> [PROBLEM STATEMENT] Below are the records; copy each line in them that holds the word "data".

> [RECORD EXTRACTS]
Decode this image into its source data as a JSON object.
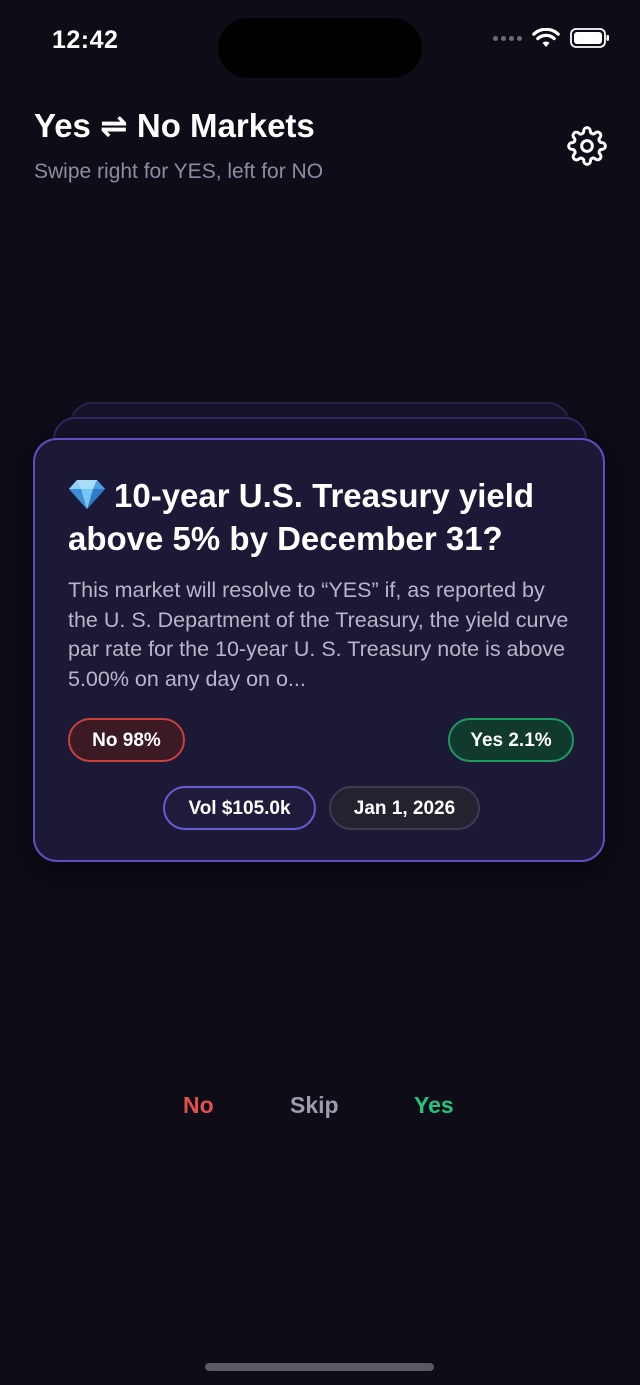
{
  "status_bar": {
    "time": "12:42",
    "icons": [
      "signal-dots-icon",
      "wifi-icon",
      "battery-icon"
    ]
  },
  "header": {
    "title": "Yes ⇌ No Markets",
    "subtitle": "Swipe right for YES, left for NO",
    "settings_icon": "gear-icon"
  },
  "card": {
    "icon": "gem-icon",
    "title": "10-year U.S. Treasury yield above 5% by December 31?",
    "description": "This market will resolve to “YES” if, as reported by the U. S. Department of the Treasury, the yield curve par rate for the 10-year U. S. Treasury note is above 5.00% on any day on o...",
    "no_label": "No 98%",
    "yes_label": "Yes 2.1%",
    "volume": "Vol $105.0k",
    "date": "Jan 1, 2026"
  },
  "actions": {
    "no": "No",
    "skip": "Skip",
    "yes": "Yes"
  },
  "colors": {
    "background": "#0d0c17",
    "card_border": "#5d4fc0",
    "no": "#e2504e",
    "yes": "#22c47c",
    "skip": "#9d9bad"
  }
}
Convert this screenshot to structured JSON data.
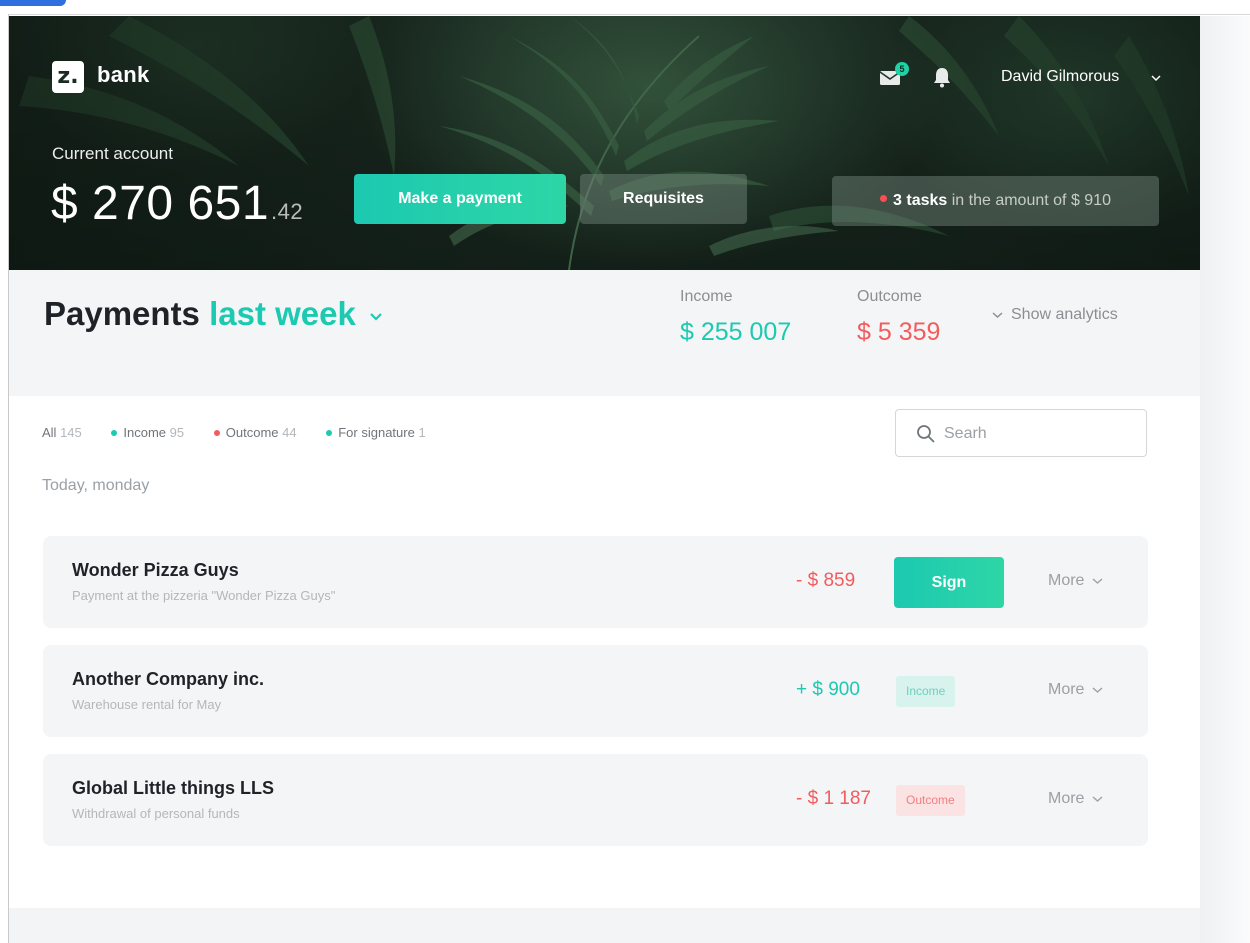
{
  "header": {
    "logo_mark": "z.",
    "logo_text": "bank",
    "mail_badge_count": "5",
    "user_name": "David Gilmorous",
    "account_label": "Current account",
    "balance_main": "$ 270 651",
    "balance_cents": ".42",
    "make_payment_label": "Make a payment",
    "requisites_label": "Requisites",
    "tasks": {
      "count_text": "3 tasks",
      "middle_text": "in the amount of",
      "amount": "$ 910"
    }
  },
  "summary": {
    "title_prefix": "Payments",
    "title_period": "last week",
    "income_label": "Income",
    "income_value": "$ 255 007",
    "outcome_label": "Outcome",
    "outcome_value": "$ 5 359",
    "analytics_label": "Show analytics"
  },
  "filters": [
    {
      "label": "All",
      "count": "145",
      "dot_color": ""
    },
    {
      "label": "Income",
      "count": "95",
      "dot_color": "#1cc9b1"
    },
    {
      "label": "Outcome",
      "count": "44",
      "dot_color": "#f25c5f"
    },
    {
      "label": "For signature",
      "count": "1",
      "dot_color": "#1cc9b1"
    }
  ],
  "search": {
    "placeholder": "Searh",
    "value": ""
  },
  "day_label": "Today, monday",
  "payments": [
    {
      "name": "Wonder Pizza Guys",
      "description": "Payment at the pizzeria \"Wonder Pizza Guys\"",
      "amount": "- $ 859",
      "action_label": "Sign",
      "more_label": "More"
    },
    {
      "name": "Another Company inc.",
      "description": "Warehouse rental for May",
      "amount": "+ $ 900",
      "tag_label": "Income",
      "more_label": "More"
    },
    {
      "name": "Global Little things LLS",
      "description": "Withdrawal of personal funds",
      "amount": "- $ 1 187",
      "tag_label": "Outcome",
      "more_label": "More"
    }
  ],
  "colors": {
    "accent": "#1cc9b1",
    "negative": "#f25c5f",
    "hero_bg": "#1b2b22"
  },
  "icons": {
    "mail": "mail-icon",
    "bell": "bell-icon",
    "search": "search-icon",
    "chevron": "chevron-down-icon"
  }
}
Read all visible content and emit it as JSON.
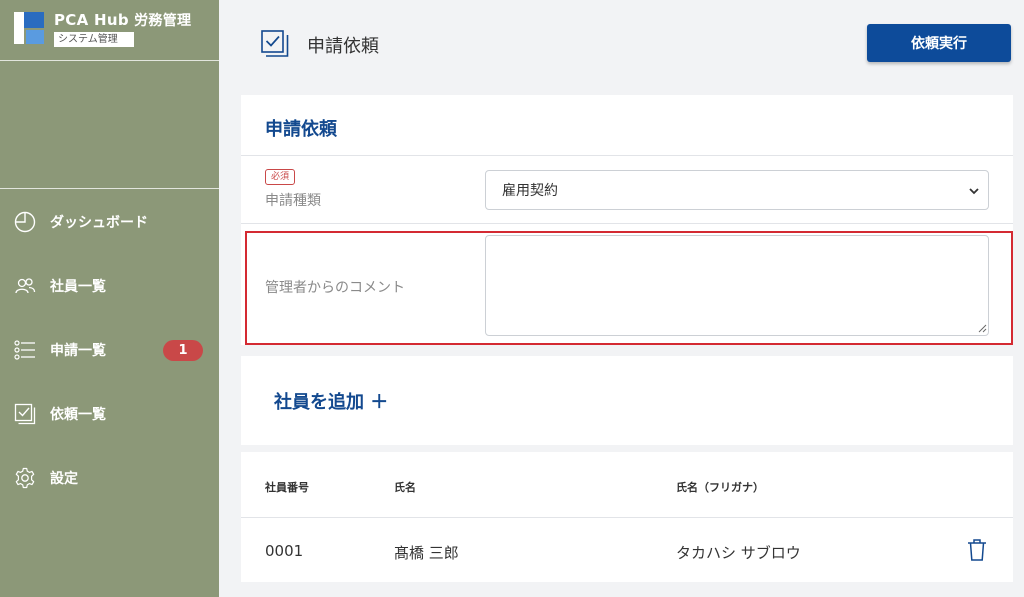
{
  "brand": {
    "name": "PCA Hub",
    "subtitle_top": "労務管理",
    "subtitle_badge": "システム管理"
  },
  "sidebar": {
    "items": [
      {
        "label": "ダッシュボード",
        "icon": "dashboard-icon"
      },
      {
        "label": "社員一覧",
        "icon": "users-icon"
      },
      {
        "label": "申請一覧",
        "icon": "list-icon",
        "badge": "1"
      },
      {
        "label": "依頼一覧",
        "icon": "checklist-icon"
      },
      {
        "label": "設定",
        "icon": "gear-icon"
      }
    ]
  },
  "header": {
    "title": "申請依頼",
    "exec_button": "依頼実行"
  },
  "form": {
    "section_title": "申請依頼",
    "required_tag": "必須",
    "type_label": "申請種類",
    "type_value": "雇用契約",
    "comment_label": "管理者からのコメント",
    "comment_value": ""
  },
  "add_employee": {
    "label": "社員を追加 ＋"
  },
  "table": {
    "columns": [
      "社員番号",
      "氏名",
      "氏名（フリガナ）"
    ],
    "rows": [
      {
        "id": "0001",
        "name": "髙橋 三郎",
        "kana": "タカハシ サブロウ"
      }
    ]
  },
  "colors": {
    "sidebar": "#8c9878",
    "accent": "#13498f",
    "button": "#0d4b9a",
    "badge": "#c94848",
    "highlight": "#d42a32"
  }
}
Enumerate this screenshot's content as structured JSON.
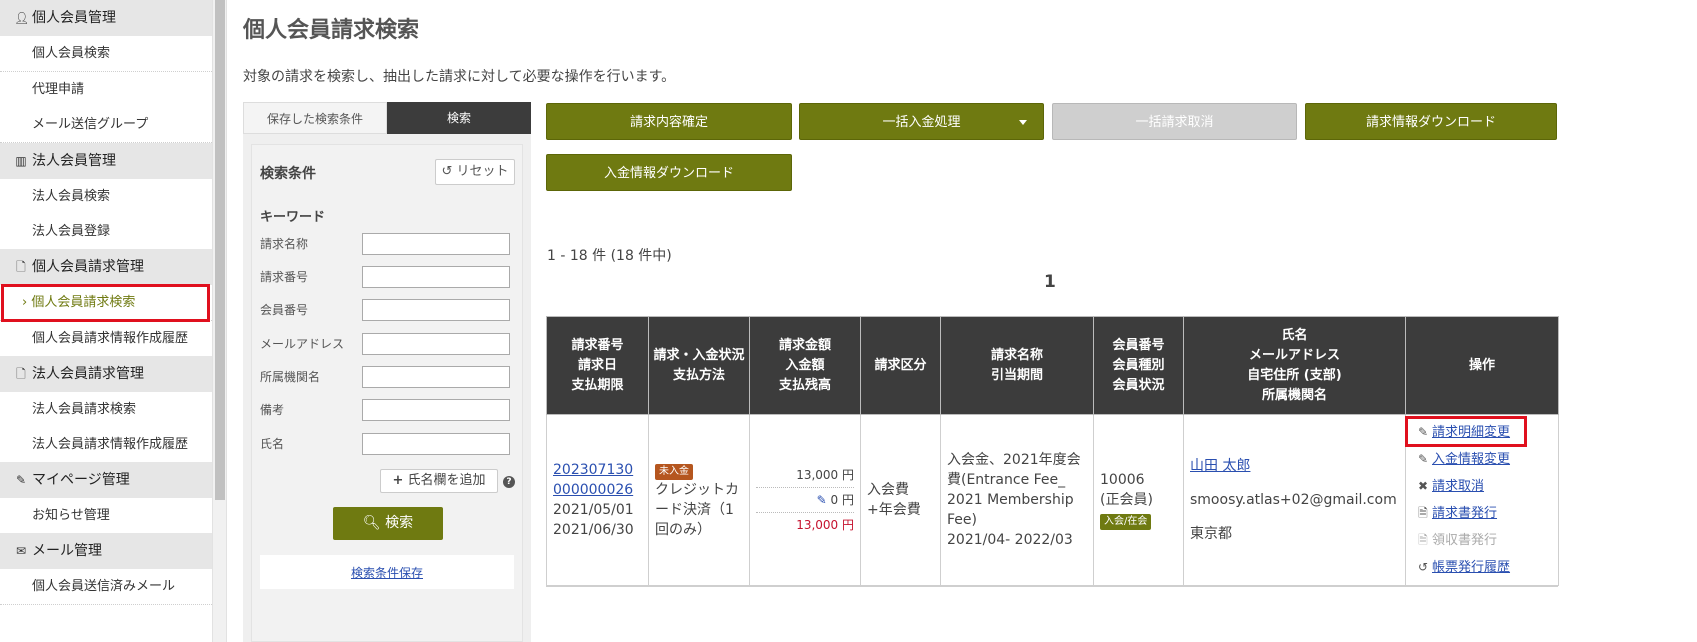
{
  "sidebar": {
    "sections": [
      {
        "icon": "user-icon",
        "title": "個人会員管理",
        "items": [
          "個人会員検索",
          "代理申請",
          "メール送信グループ"
        ]
      },
      {
        "icon": "building-icon",
        "title": "法人会員管理",
        "items": [
          "法人会員検索",
          "法人会員登録"
        ]
      },
      {
        "icon": "document-icon",
        "title": "個人会員請求管理",
        "items": [
          "個人会員請求検索",
          "個人会員請求情報作成履歴"
        ]
      },
      {
        "icon": "document-icon",
        "title": "法人会員請求管理",
        "items": [
          "法人会員請求検索",
          "法人会員請求情報作成履歴"
        ]
      },
      {
        "icon": "pencil-icon",
        "title": "マイページ管理",
        "items": [
          "お知らせ管理"
        ]
      },
      {
        "icon": "mail-icon",
        "title": "メール管理",
        "items": [
          "個人会員送信済みメール"
        ]
      }
    ],
    "active_item": "個人会員請求検索"
  },
  "page": {
    "title": "個人会員請求検索",
    "description": "対象の請求を検索し、抽出した請求に対して必要な操作を行います。"
  },
  "search_panel": {
    "tabs": [
      "保存した検索条件",
      "検索"
    ],
    "active_tab": "検索",
    "conditions_title": "検索条件",
    "reset_label": "リセット",
    "keyword_title": "キーワード",
    "fields": [
      "請求名称",
      "請求番号",
      "会員番号",
      "メールアドレス",
      "所属機関名",
      "備考",
      "氏名"
    ],
    "add_name_label": "氏名欄を追加",
    "help": "?",
    "search_label": "検索",
    "save_conditions_label": "検索条件保存"
  },
  "actions": {
    "confirm_label": "請求内容確定",
    "bulk_payment_label": "一括入金処理",
    "bulk_cancel_label": "一括請求取消",
    "invoice_download_label": "請求情報ダウンロード",
    "payment_download_label": "入金情報ダウンロード"
  },
  "results": {
    "count_text": "1 - 18 件 (18 件中)",
    "page_number": "1"
  },
  "table": {
    "headers": [
      [
        "請求番号",
        "請求日",
        "支払期限"
      ],
      [
        "請求・入金状況",
        "支払方法"
      ],
      [
        "請求金額",
        "入金額",
        "支払残高"
      ],
      [
        "請求区分"
      ],
      [
        "請求名称",
        "引当期間"
      ],
      [
        "会員番号",
        "会員種別",
        "会員状況"
      ],
      [
        "氏名",
        "メールアドレス",
        "自宅住所 (支部)",
        "所属機関名"
      ],
      [
        "操作"
      ]
    ],
    "rows": [
      {
        "invoice_number": "202307130000000026",
        "invoice_date": "2021/05/01",
        "due_date": "2021/06/30",
        "status_badge": "未入金",
        "payment_method": "クレジットカード決済（1回のみ）",
        "amount": "13,000 円",
        "paid": "0 円",
        "balance": "13,000 円",
        "category": "入会費+年会費",
        "invoice_name": "入会金、2021年度会費(Entrance Fee_ 2021 Membership Fee)",
        "period": "2021/04- 2022/03",
        "member_number": "10006",
        "member_type": "(正会員)",
        "member_status": "入会/在会",
        "name": "山田 太郎",
        "email": "smoosy.atlas+02@gmail.com",
        "address": "東京都",
        "operations": [
          "請求明細変更",
          "入金情報変更",
          "請求取消",
          "請求書発行",
          "領収書発行",
          "帳票発行履歴"
        ]
      }
    ]
  },
  "colors": {
    "accent": "#6f7a11",
    "header_dark": "#3c3c3c",
    "highlight_red": "#e0101e",
    "link_blue": "#2a4fb0",
    "amount_red": "#c5122e",
    "badge_orange": "#b5561f"
  }
}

> [RESPONSE AREA]
Decode this image into its source data as a JSON object.
Convert this screenshot to structured JSON data.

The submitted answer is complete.